*** Opening SUPPLIED MATERIAL ***

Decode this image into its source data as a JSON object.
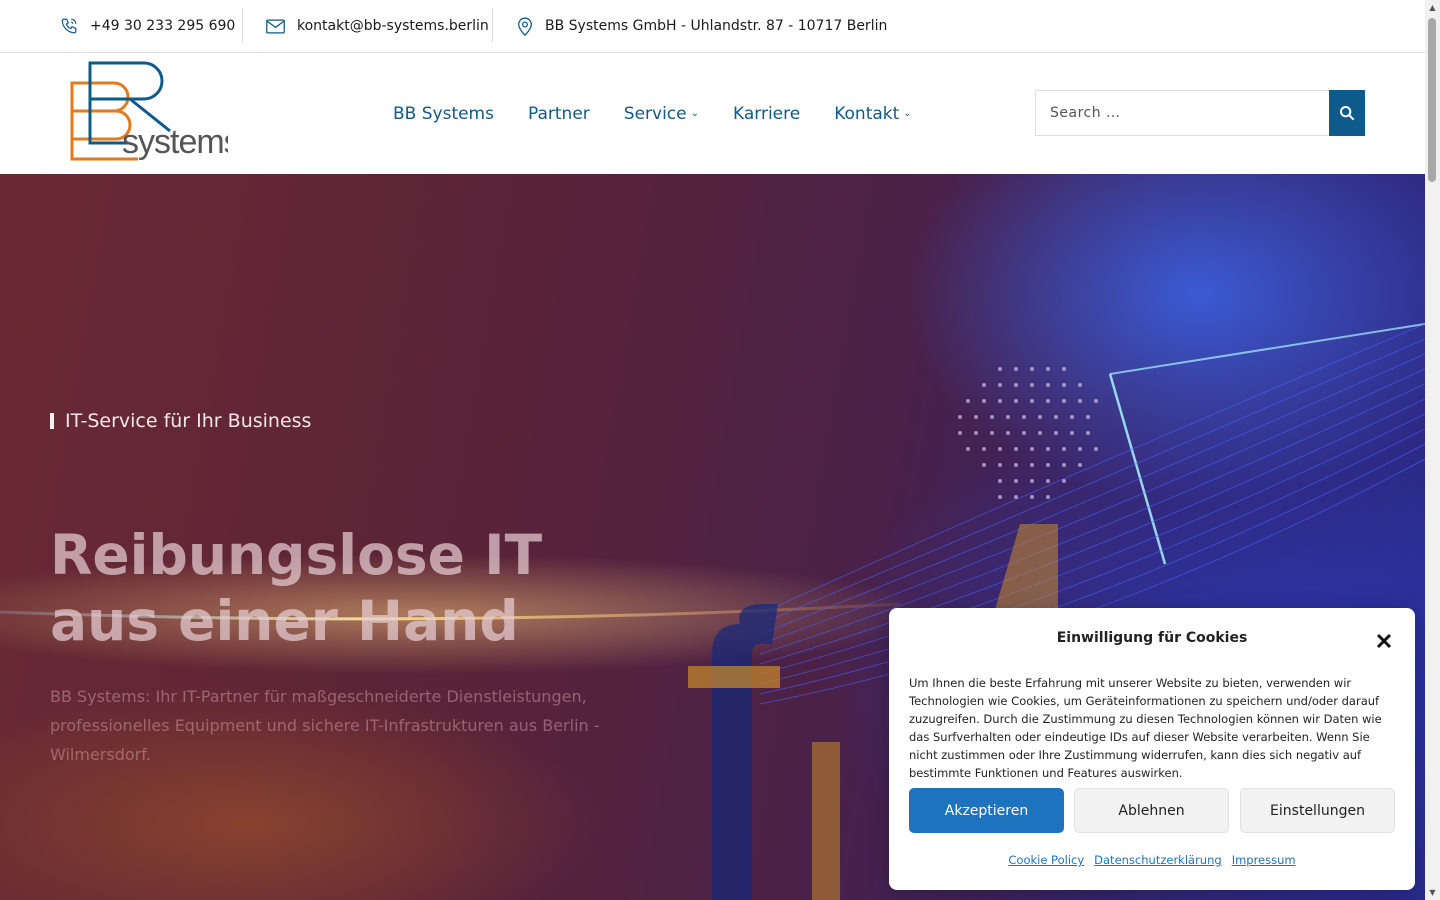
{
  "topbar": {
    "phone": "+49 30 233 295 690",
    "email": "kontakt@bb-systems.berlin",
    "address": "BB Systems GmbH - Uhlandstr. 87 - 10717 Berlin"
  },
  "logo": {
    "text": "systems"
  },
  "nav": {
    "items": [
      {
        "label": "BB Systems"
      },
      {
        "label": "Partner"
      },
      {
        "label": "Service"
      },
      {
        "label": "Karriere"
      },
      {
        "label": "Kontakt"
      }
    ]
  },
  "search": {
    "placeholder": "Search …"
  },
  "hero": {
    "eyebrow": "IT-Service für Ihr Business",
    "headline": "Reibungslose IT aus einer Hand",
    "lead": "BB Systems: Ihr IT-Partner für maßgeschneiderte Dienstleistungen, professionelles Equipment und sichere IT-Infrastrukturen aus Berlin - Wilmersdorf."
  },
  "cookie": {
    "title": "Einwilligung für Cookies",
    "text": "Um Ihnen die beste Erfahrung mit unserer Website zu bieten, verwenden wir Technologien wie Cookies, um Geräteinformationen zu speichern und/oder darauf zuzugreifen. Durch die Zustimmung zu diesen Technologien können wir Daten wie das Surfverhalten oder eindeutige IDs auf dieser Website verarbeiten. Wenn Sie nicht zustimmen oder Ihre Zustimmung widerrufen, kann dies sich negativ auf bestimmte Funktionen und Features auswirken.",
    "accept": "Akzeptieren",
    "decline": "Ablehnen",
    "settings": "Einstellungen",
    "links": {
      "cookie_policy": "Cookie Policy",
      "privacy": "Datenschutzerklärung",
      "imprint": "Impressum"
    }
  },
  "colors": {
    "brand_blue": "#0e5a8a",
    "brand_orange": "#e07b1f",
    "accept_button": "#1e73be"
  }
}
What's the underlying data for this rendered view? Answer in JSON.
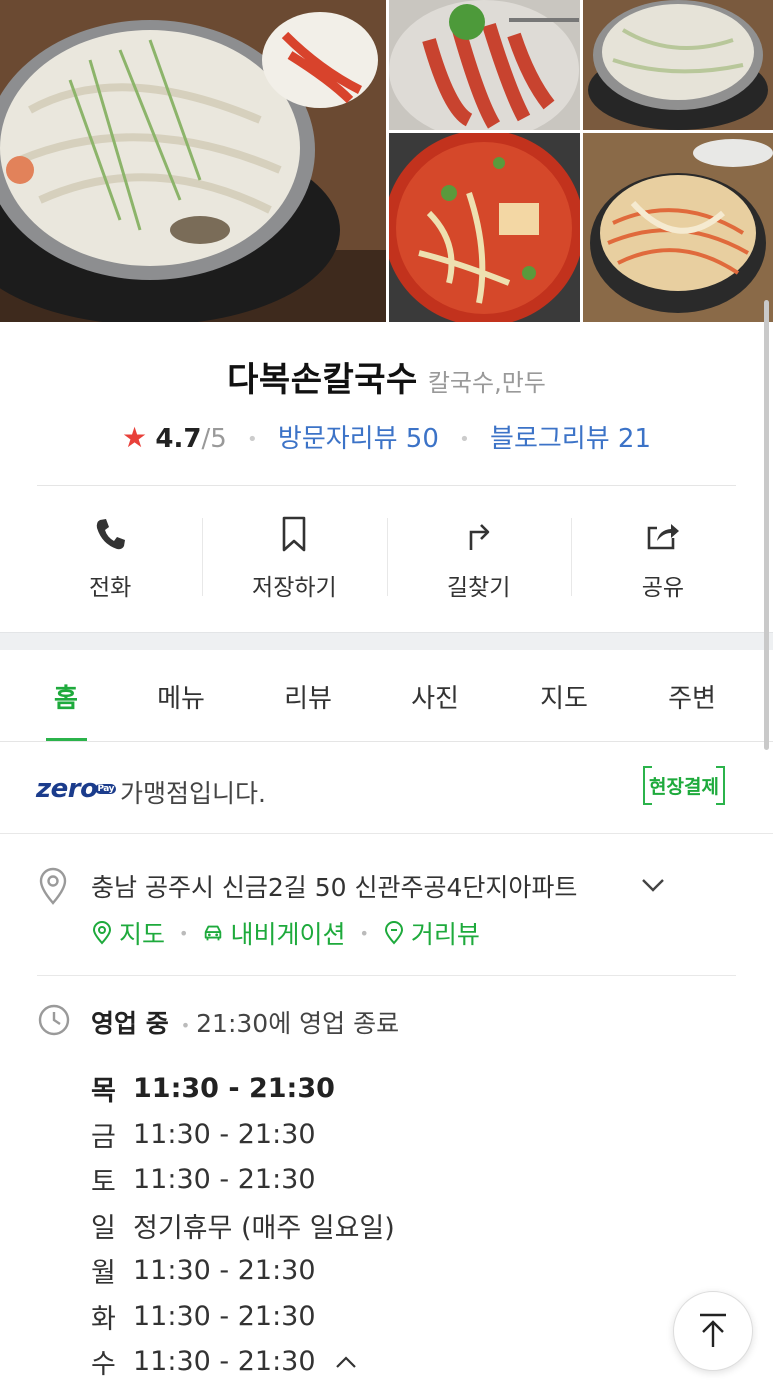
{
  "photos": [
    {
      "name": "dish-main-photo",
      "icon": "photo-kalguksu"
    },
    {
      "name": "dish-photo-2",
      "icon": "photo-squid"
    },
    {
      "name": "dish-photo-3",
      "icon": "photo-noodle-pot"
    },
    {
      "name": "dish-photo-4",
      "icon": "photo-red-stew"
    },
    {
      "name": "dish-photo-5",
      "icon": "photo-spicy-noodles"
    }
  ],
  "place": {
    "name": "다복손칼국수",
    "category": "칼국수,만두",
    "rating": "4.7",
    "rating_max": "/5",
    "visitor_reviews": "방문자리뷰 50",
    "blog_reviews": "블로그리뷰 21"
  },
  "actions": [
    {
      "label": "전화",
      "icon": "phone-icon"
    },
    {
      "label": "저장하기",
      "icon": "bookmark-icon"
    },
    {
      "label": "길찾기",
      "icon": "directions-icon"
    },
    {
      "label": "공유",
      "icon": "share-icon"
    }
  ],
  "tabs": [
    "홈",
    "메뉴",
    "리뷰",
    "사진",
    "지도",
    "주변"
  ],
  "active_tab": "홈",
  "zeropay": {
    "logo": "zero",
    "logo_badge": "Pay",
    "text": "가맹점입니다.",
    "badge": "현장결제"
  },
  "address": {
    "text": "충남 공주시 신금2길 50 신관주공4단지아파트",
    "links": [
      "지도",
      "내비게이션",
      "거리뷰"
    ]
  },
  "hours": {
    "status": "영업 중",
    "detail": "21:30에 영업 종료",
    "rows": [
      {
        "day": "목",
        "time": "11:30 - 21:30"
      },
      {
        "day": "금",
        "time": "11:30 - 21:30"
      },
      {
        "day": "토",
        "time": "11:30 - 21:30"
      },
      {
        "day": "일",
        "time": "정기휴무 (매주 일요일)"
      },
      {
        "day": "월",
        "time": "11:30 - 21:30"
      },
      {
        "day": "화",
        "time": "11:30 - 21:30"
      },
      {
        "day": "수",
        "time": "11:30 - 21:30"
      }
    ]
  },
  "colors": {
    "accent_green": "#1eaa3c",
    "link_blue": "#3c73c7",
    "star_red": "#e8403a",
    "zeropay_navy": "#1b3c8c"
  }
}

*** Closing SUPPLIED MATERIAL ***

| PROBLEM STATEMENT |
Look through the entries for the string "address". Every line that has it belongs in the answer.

| OUTPUT FOR THIS EXERCISE |
    "address": "BB Systems GmbH - Uhlandstr. 87 - 10717 Berlin"
  "address": {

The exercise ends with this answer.